§ **Work request**:
State how many lines of the entries below hold the word "chevron"; reply with nothing but the number.

§ **Website and app data records**:
★ ★ ★

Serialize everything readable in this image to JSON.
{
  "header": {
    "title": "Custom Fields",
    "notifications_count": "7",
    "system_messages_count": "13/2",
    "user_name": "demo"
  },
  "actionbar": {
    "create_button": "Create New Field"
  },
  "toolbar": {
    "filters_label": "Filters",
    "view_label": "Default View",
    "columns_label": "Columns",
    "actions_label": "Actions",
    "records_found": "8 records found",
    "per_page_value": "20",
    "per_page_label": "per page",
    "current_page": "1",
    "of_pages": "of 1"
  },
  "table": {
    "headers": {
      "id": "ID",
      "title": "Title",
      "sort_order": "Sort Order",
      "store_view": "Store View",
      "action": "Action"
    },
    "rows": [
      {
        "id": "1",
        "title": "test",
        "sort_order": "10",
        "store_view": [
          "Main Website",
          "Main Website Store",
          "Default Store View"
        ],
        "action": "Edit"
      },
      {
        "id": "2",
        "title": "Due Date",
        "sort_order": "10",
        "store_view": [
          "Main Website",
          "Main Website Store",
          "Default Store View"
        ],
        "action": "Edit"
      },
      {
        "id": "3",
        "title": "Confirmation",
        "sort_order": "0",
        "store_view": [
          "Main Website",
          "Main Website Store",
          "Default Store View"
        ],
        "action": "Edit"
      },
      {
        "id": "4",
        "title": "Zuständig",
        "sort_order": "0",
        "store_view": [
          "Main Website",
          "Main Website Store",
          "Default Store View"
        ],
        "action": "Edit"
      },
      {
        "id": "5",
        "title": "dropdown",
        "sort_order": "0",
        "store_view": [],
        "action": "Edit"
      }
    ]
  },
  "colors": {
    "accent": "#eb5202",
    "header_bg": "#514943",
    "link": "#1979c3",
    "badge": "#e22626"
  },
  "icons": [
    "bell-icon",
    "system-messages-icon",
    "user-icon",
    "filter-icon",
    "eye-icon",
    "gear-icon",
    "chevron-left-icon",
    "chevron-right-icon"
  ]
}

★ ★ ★

§ **Answer space**:
2